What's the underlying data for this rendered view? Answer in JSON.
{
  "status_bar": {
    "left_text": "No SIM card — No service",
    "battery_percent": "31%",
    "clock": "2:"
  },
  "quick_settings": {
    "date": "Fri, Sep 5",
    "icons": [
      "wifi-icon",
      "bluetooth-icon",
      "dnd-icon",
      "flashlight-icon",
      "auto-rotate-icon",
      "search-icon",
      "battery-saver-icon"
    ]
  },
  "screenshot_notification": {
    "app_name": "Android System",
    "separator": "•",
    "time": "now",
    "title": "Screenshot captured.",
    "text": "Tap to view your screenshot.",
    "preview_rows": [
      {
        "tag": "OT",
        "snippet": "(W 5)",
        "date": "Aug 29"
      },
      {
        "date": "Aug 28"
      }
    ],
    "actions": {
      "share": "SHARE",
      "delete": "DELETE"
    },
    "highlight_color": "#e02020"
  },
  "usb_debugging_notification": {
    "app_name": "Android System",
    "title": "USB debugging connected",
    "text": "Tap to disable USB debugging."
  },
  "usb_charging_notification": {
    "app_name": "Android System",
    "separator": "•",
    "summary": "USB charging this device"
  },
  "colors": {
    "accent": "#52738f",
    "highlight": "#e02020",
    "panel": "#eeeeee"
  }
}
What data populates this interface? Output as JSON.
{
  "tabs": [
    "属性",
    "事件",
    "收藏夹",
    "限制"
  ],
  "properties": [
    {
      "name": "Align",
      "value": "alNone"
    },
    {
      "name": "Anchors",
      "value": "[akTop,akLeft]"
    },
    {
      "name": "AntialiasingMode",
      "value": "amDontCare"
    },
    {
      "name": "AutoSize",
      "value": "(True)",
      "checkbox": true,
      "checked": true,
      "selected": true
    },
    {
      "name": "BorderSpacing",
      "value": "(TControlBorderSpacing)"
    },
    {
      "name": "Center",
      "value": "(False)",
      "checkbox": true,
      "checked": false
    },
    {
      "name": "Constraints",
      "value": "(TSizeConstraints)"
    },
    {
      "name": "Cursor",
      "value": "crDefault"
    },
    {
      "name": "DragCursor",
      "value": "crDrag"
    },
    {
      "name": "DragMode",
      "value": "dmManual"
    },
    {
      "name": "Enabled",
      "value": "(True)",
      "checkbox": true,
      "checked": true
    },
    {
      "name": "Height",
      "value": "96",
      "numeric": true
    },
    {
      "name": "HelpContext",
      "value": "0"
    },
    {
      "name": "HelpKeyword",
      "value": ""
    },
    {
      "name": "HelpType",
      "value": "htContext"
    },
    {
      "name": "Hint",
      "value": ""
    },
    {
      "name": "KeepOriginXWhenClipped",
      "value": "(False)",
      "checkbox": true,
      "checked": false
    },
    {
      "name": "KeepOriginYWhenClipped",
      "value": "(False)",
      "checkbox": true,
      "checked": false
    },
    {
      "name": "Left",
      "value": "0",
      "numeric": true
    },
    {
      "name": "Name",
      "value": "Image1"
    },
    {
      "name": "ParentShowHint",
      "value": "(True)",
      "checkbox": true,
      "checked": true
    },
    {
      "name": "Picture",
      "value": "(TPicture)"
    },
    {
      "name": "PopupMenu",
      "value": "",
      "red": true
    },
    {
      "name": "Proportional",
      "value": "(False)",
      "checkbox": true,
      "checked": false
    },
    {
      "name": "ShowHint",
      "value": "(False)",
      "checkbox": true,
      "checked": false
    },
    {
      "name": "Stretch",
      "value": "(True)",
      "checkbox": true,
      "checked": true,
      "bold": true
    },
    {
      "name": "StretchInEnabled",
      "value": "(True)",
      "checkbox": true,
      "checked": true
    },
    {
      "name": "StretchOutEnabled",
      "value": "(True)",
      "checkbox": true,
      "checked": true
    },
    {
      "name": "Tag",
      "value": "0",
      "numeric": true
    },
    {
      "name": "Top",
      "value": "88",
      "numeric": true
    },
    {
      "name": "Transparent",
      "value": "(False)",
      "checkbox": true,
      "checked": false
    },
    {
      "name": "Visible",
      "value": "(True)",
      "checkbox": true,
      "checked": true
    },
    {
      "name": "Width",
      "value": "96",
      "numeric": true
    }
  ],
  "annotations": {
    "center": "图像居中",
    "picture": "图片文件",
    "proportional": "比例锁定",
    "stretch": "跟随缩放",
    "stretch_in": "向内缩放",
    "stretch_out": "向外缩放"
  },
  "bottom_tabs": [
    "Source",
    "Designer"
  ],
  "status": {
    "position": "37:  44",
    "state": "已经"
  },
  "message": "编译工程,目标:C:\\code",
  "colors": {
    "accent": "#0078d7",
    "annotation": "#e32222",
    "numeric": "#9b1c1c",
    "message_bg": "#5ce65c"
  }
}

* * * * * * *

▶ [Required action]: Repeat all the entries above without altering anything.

▶ [Solution for this problem]:
What's the underlying data for this rendered view? Answer in JSON.
{
  "status_bar": {
    "left_text": "No SIM card — No service",
    "battery_percent": "31%",
    "clock": "2:"
  },
  "quick_settings": {
    "date": "Fri, Sep 5",
    "icons": [
      "wifi-icon",
      "bluetooth-icon",
      "dnd-icon",
      "flashlight-icon",
      "auto-rotate-icon",
      "search-icon",
      "battery-saver-icon"
    ]
  },
  "screenshot_notification": {
    "app_name": "Android System",
    "separator": "•",
    "time": "now",
    "title": "Screenshot captured.",
    "text": "Tap to view your screenshot.",
    "preview_rows": [
      {
        "tag": "OT",
        "snippet": "(W 5)",
        "date": "Aug 29"
      },
      {
        "date": "Aug 28"
      }
    ],
    "actions": {
      "share": "SHARE",
      "delete": "DELETE"
    },
    "highlight_color": "#e02020"
  },
  "usb_debugging_notification": {
    "app_name": "Android System",
    "title": "USB debugging connected",
    "text": "Tap to disable USB debugging."
  },
  "usb_charging_notification": {
    "app_name": "Android System",
    "separator": "•",
    "summary": "USB charging this device"
  },
  "colors": {
    "accent": "#52738f",
    "highlight": "#e02020",
    "panel": "#eeeeee"
  }
}
What data populates this interface? Output as JSON.
{
  "tabs": [
    "属性",
    "事件",
    "收藏夹",
    "限制"
  ],
  "properties": [
    {
      "name": "Align",
      "value": "alNone"
    },
    {
      "name": "Anchors",
      "value": "[akTop,akLeft]"
    },
    {
      "name": "AntialiasingMode",
      "value": "amDontCare"
    },
    {
      "name": "AutoSize",
      "value": "(True)",
      "checkbox": true,
      "checked": true,
      "selected": true
    },
    {
      "name": "BorderSpacing",
      "value": "(TControlBorderSpacing)"
    },
    {
      "name": "Center",
      "value": "(False)",
      "checkbox": true,
      "checked": false
    },
    {
      "name": "Constraints",
      "value": "(TSizeConstraints)"
    },
    {
      "name": "Cursor",
      "value": "crDefault"
    },
    {
      "name": "DragCursor",
      "value": "crDrag"
    },
    {
      "name": "DragMode",
      "value": "dmManual"
    },
    {
      "name": "Enabled",
      "value": "(True)",
      "checkbox": true,
      "checked": true
    },
    {
      "name": "Height",
      "value": "96",
      "numeric": true
    },
    {
      "name": "HelpContext",
      "value": "0"
    },
    {
      "name": "HelpKeyword",
      "value": ""
    },
    {
      "name": "HelpType",
      "value": "htContext"
    },
    {
      "name": "Hint",
      "value": ""
    },
    {
      "name": "KeepOriginXWhenClipped",
      "value": "(False)",
      "checkbox": true,
      "checked": false
    },
    {
      "name": "KeepOriginYWhenClipped",
      "value": "(False)",
      "checkbox": true,
      "checked": false
    },
    {
      "name": "Left",
      "value": "0",
      "numeric": true
    },
    {
      "name": "Name",
      "value": "Image1"
    },
    {
      "name": "ParentShowHint",
      "value": "(True)",
      "checkbox": true,
      "checked": true
    },
    {
      "name": "Picture",
      "value": "(TPicture)"
    },
    {
      "name": "PopupMenu",
      "value": "",
      "red": true
    },
    {
      "name": "Proportional",
      "value": "(False)",
      "checkbox": true,
      "checked": false
    },
    {
      "name": "ShowHint",
      "value": "(False)",
      "checkbox": true,
      "checked": false
    },
    {
      "name": "Stretch",
      "value": "(True)",
      "checkbox": true,
      "checked": true,
      "bold": true
    },
    {
      "name": "StretchInEnabled",
      "value": "(True)",
      "checkbox": true,
      "checked": true
    },
    {
      "name": "StretchOutEnabled",
      "value": "(True)",
      "checkbox": true,
      "checked": true
    },
    {
      "name": "Tag",
      "value": "0",
      "numeric": true
    },
    {
      "name": "Top",
      "value": "88",
      "numeric": true
    },
    {
      "name": "Transparent",
      "value": "(False)",
      "checkbox": true,
      "checked": false
    },
    {
      "name": "Visible",
      "value": "(True)",
      "checkbox": true,
      "checked": true
    },
    {
      "name": "Width",
      "value": "96",
      "numeric": true
    }
  ],
  "annotations": {
    "center": "图像居中",
    "picture": "图片文件",
    "proportional": "比例锁定",
    "stretch": "跟随缩放",
    "stretch_in": "向内缩放",
    "stretch_out": "向外缩放"
  },
  "bottom_tabs": [
    "Source",
    "Designer"
  ],
  "status": {
    "position": "37:  44",
    "state": "已经"
  },
  "message": "编译工程,目标:C:\\code",
  "colors": {
    "accent": "#0078d7",
    "annotation": "#e32222",
    "numeric": "#9b1c1c",
    "message_bg": "#5ce65c"
  }
}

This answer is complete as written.